effectivity, hyperlinks...? Most schemas pose at least a few really
nasty problems for "chunk-style" indexing.
> So, perhaps, the scaleable solution, is full-text engine that
> is fed a XML documents, and a full-text indexing schema.
> The existing schema langauges like to atomize documents, while a
> full-text indexing schema might group their elements into
> concepts, like paths, links, articles, and clues for ranking
> articles based on conditions specified in XPath.
This is an interesting notion. Do you mean that existing *XML* schema
languages like to atomize, or that existing *indexer* "schemas" do?
It sounds like you're saying that XML schemas do, which seems to me
incorrect in the sense of "atomize" that matters here. XML schemas
give you not only "atoms," but a huge variety of complex "molecules"
and other structures. Many indexers, OTOH, *really* atomize: to the
extent they only deal with one kind of structure, despite the
diversity of reality.
As it is, most indexers *do* have an "indexing schema," though they
don't call it that, and it's hard-wired/unchangeable. It's commonly
document ::= chunk+
It seems to me the problem isn't at the XML schema end. If our data
was structured the way many indexers *want* it to be, we could
trivially write XML schemas for that and trivially transform our
documents into it. But if you really do that, there isn't much
structural information left in your documents: and therefore the
indexers can't use it to advantage. We did put all that markup in
there for a reason, didn't we? I hope....
Indexing systems that took the actual XML schema seriously, might do
all you need. Are there things an ideal "indexing schema" would
include, that's not in the XML schema already? If so, that's a *very*
interesting topic to pursue, I think. And if so, which of those
things really *should* be in the XML to start with? Are they *really*
only useful for indexing? I rather doubt it. I contend that like
formatting information, indexing information should be derivable
*from* the XML markup. If an "indexing schema" isn't simply derivable
by rule from the existing markup, then the information isn't in the
input, right? Or at least, isn't explicit, which is what counts for
> I've wanted to explore the use of Lucene in my document object
> model, so I'd like to hear more about this.
There are many indexing solutions out there, many of them quite good
for what they do. I looked at Lucerne a long time ago and it seemed
pretty nice overall, though I've lost track of the details by now. If
I remember right, it did have to break things down pretty finely,
though it could do some kinds of searches across the chunks.
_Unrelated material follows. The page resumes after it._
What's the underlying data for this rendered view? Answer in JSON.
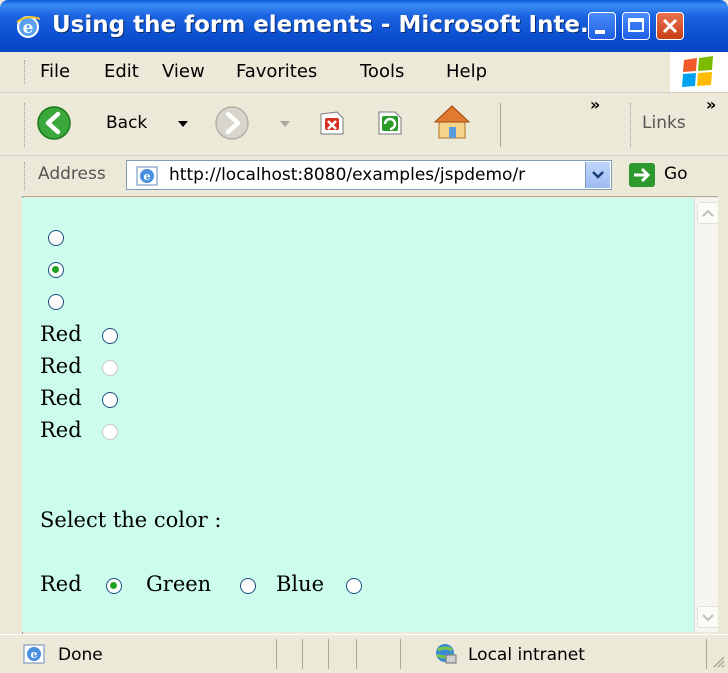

That
approach tends to problems where searches get very complicated. For
example if you want to find X anywhere within elements of type T, you
may have to do a big OR to account for all the things that might be
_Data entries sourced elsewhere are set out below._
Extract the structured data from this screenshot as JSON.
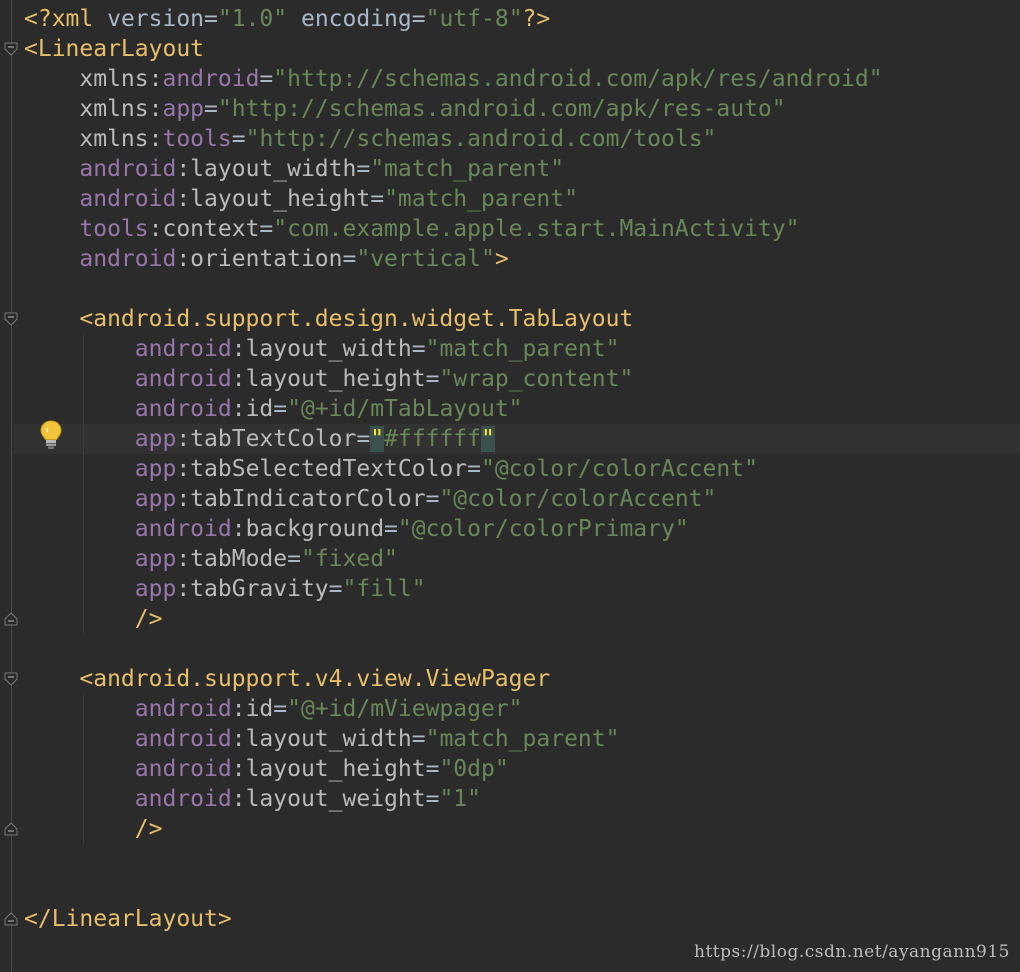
{
  "editor": {
    "language": "xml",
    "file_kind": "android-layout",
    "current_line_index": 14,
    "lines": [
      [
        {
          "k": "pi",
          "t": "<?xml "
        },
        {
          "k": "pl",
          "t": "version="
        },
        {
          "k": "v",
          "t": "\"1.0\""
        },
        {
          "k": "pl",
          "t": " encoding="
        },
        {
          "k": "v",
          "t": "\"utf-8\""
        },
        {
          "k": "pi",
          "t": "?>"
        }
      ],
      [
        {
          "k": "t",
          "t": "<LinearLayout"
        }
      ],
      [
        {
          "k": "pl",
          "t": "    "
        },
        {
          "k": "at",
          "t": "xmlns:"
        },
        {
          "k": "ns",
          "t": "android"
        },
        {
          "k": "pl",
          "t": "="
        },
        {
          "k": "v",
          "t": "\"http://schemas.android.com/apk/res/android\""
        }
      ],
      [
        {
          "k": "pl",
          "t": "    "
        },
        {
          "k": "at",
          "t": "xmlns:"
        },
        {
          "k": "ns",
          "t": "app"
        },
        {
          "k": "pl",
          "t": "="
        },
        {
          "k": "v",
          "t": "\"http://schemas.android.com/apk/res-auto\""
        }
      ],
      [
        {
          "k": "pl",
          "t": "    "
        },
        {
          "k": "at",
          "t": "xmlns:"
        },
        {
          "k": "ns",
          "t": "tools"
        },
        {
          "k": "pl",
          "t": "="
        },
        {
          "k": "v",
          "t": "\"http://schemas.android.com/tools\""
        }
      ],
      [
        {
          "k": "pl",
          "t": "    "
        },
        {
          "k": "ns",
          "t": "android"
        },
        {
          "k": "at",
          "t": ":layout_width"
        },
        {
          "k": "pl",
          "t": "="
        },
        {
          "k": "v",
          "t": "\"match_parent\""
        }
      ],
      [
        {
          "k": "pl",
          "t": "    "
        },
        {
          "k": "ns",
          "t": "android"
        },
        {
          "k": "at",
          "t": ":layout_height"
        },
        {
          "k": "pl",
          "t": "="
        },
        {
          "k": "v",
          "t": "\"match_parent\""
        }
      ],
      [
        {
          "k": "pl",
          "t": "    "
        },
        {
          "k": "ns",
          "t": "tools"
        },
        {
          "k": "at",
          "t": ":context"
        },
        {
          "k": "pl",
          "t": "="
        },
        {
          "k": "v",
          "t": "\"com.example.apple.start.MainActivity\""
        }
      ],
      [
        {
          "k": "pl",
          "t": "    "
        },
        {
          "k": "ns",
          "t": "android"
        },
        {
          "k": "at",
          "t": ":orientation"
        },
        {
          "k": "pl",
          "t": "="
        },
        {
          "k": "v",
          "t": "\"vertical\""
        },
        {
          "k": "t",
          "t": ">"
        }
      ],
      [],
      [
        {
          "k": "pl",
          "t": "    "
        },
        {
          "k": "t",
          "t": "<android.support.design.widget.TabLayout"
        }
      ],
      [
        {
          "k": "pl",
          "t": "        "
        },
        {
          "k": "ns",
          "t": "android"
        },
        {
          "k": "at",
          "t": ":layout_width"
        },
        {
          "k": "pl",
          "t": "="
        },
        {
          "k": "v",
          "t": "\"match_parent\""
        }
      ],
      [
        {
          "k": "pl",
          "t": "        "
        },
        {
          "k": "ns",
          "t": "android"
        },
        {
          "k": "at",
          "t": ":layout_height"
        },
        {
          "k": "pl",
          "t": "="
        },
        {
          "k": "v",
          "t": "\"wrap_content\""
        }
      ],
      [
        {
          "k": "pl",
          "t": "        "
        },
        {
          "k": "ns",
          "t": "android"
        },
        {
          "k": "at",
          "t": ":id"
        },
        {
          "k": "pl",
          "t": "="
        },
        {
          "k": "v",
          "t": "\"@+id/mTabLayout\""
        }
      ],
      [
        {
          "k": "pl",
          "t": "        "
        },
        {
          "k": "ns",
          "t": "app"
        },
        {
          "k": "at",
          "t": ":tabTextColor"
        },
        {
          "k": "pl",
          "t": "="
        },
        {
          "k": "caret",
          "t": ""
        },
        {
          "k": "bm",
          "t": "\""
        },
        {
          "k": "v",
          "t": "#ffffff"
        },
        {
          "k": "bm",
          "t": "\""
        }
      ],
      [
        {
          "k": "pl",
          "t": "        "
        },
        {
          "k": "ns",
          "t": "app"
        },
        {
          "k": "at",
          "t": ":tabSelectedTextColor"
        },
        {
          "k": "pl",
          "t": "="
        },
        {
          "k": "v",
          "t": "\"@color/colorAccent\""
        }
      ],
      [
        {
          "k": "pl",
          "t": "        "
        },
        {
          "k": "ns",
          "t": "app"
        },
        {
          "k": "at",
          "t": ":tabIndicatorColor"
        },
        {
          "k": "pl",
          "t": "="
        },
        {
          "k": "v",
          "t": "\"@color/colorAccent\""
        }
      ],
      [
        {
          "k": "pl",
          "t": "        "
        },
        {
          "k": "ns",
          "t": "android"
        },
        {
          "k": "at",
          "t": ":background"
        },
        {
          "k": "pl",
          "t": "="
        },
        {
          "k": "v",
          "t": "\"@color/colorPrimary\""
        }
      ],
      [
        {
          "k": "pl",
          "t": "        "
        },
        {
          "k": "ns",
          "t": "app"
        },
        {
          "k": "at",
          "t": ":tabMode"
        },
        {
          "k": "pl",
          "t": "="
        },
        {
          "k": "v",
          "t": "\"fixed\""
        }
      ],
      [
        {
          "k": "pl",
          "t": "        "
        },
        {
          "k": "ns",
          "t": "app"
        },
        {
          "k": "at",
          "t": ":tabGravity"
        },
        {
          "k": "pl",
          "t": "="
        },
        {
          "k": "v",
          "t": "\"fill\""
        }
      ],
      [
        {
          "k": "pl",
          "t": "        "
        },
        {
          "k": "t",
          "t": "/>"
        }
      ],
      [],
      [
        {
          "k": "pl",
          "t": "    "
        },
        {
          "k": "t",
          "t": "<android.support.v4.view.ViewPager"
        }
      ],
      [
        {
          "k": "pl",
          "t": "        "
        },
        {
          "k": "ns",
          "t": "android"
        },
        {
          "k": "at",
          "t": ":id"
        },
        {
          "k": "pl",
          "t": "="
        },
        {
          "k": "v",
          "t": "\"@+id/mViewpager\""
        }
      ],
      [
        {
          "k": "pl",
          "t": "        "
        },
        {
          "k": "ns",
          "t": "android"
        },
        {
          "k": "at",
          "t": ":layout_width"
        },
        {
          "k": "pl",
          "t": "="
        },
        {
          "k": "v",
          "t": "\"match_parent\""
        }
      ],
      [
        {
          "k": "pl",
          "t": "        "
        },
        {
          "k": "ns",
          "t": "android"
        },
        {
          "k": "at",
          "t": ":layout_height"
        },
        {
          "k": "pl",
          "t": "="
        },
        {
          "k": "v",
          "t": "\"0dp\""
        }
      ],
      [
        {
          "k": "pl",
          "t": "        "
        },
        {
          "k": "ns",
          "t": "android"
        },
        {
          "k": "at",
          "t": ":layout_weight"
        },
        {
          "k": "pl",
          "t": "="
        },
        {
          "k": "v",
          "t": "\"1\""
        }
      ],
      [
        {
          "k": "pl",
          "t": "        "
        },
        {
          "k": "t",
          "t": "/>"
        }
      ],
      [],
      [],
      [
        {
          "k": "t",
          "t": "</LinearLayout>"
        }
      ]
    ],
    "fold_markers": [
      {
        "line": 1,
        "kind": "open"
      },
      {
        "line": 10,
        "kind": "open"
      },
      {
        "line": 20,
        "kind": "close"
      },
      {
        "line": 22,
        "kind": "open"
      },
      {
        "line": 27,
        "kind": "close"
      },
      {
        "line": 30,
        "kind": "close"
      }
    ],
    "intention_icon": "lightbulb-icon"
  },
  "colors": {
    "background": "#2b2b2b",
    "current_line": "#323232",
    "tag": "#e8bf6a",
    "namespace": "#9876aa",
    "attribute": "#bababa",
    "string": "#6a8759",
    "plain": "#a9b7c6",
    "brace_match_bg": "#3b514d",
    "brace_match_fg": "#ffef28"
  },
  "watermark": "https://blog.csdn.net/ayangann915"
}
in between: X in T or X in EMPH in T or X in P in T or X in EMPH in P
in T or X in fox in socks in T.... Otherwise you simply miss all the
cases you didn't mention. Or, there might be a single user search
command that does that easily for the user, but expands to the gory
"or" inside and gets real slow. Just be really careful in evaluating
whatever engines you look at.
It's not extremely hard to build a completely structure-aware indexer
(though optimizing them for really huge document collections is
harder). But they're still not common, and indexers that weren't
built specifically for XML from the beginning, often have many
surprises awaiting the unwary.
PS: The "chunking" or single-level issue was a hot topic in hypertext
and information retrieval articles in the late 80's and early 90's,
and much of what was written then is, perhaps surprisingly, still
timely today. If inclined, check out the Proceedings of the yearly
ACM "Hypertext" conferences. Also some of this was discussed during
the W3C "QL98" conference in Cambridge (that kicked off the W3C work
on querying), available at http://www.w3.org/TandS/QL/QL98/. Of
course the first thing you'll want to read from there is my paper...
;) http://www.w3.org/TandS/QL/QL98/pp/linkhier.html And as always,
the Cover Pages have a wealth of good info, for example at
Luthien Consulting: Real solutions to hard information management problems
Specializing in XML, schema design, XSLT, and project design/review/repair
Steven J. DeRose, Ph.D., email@example.com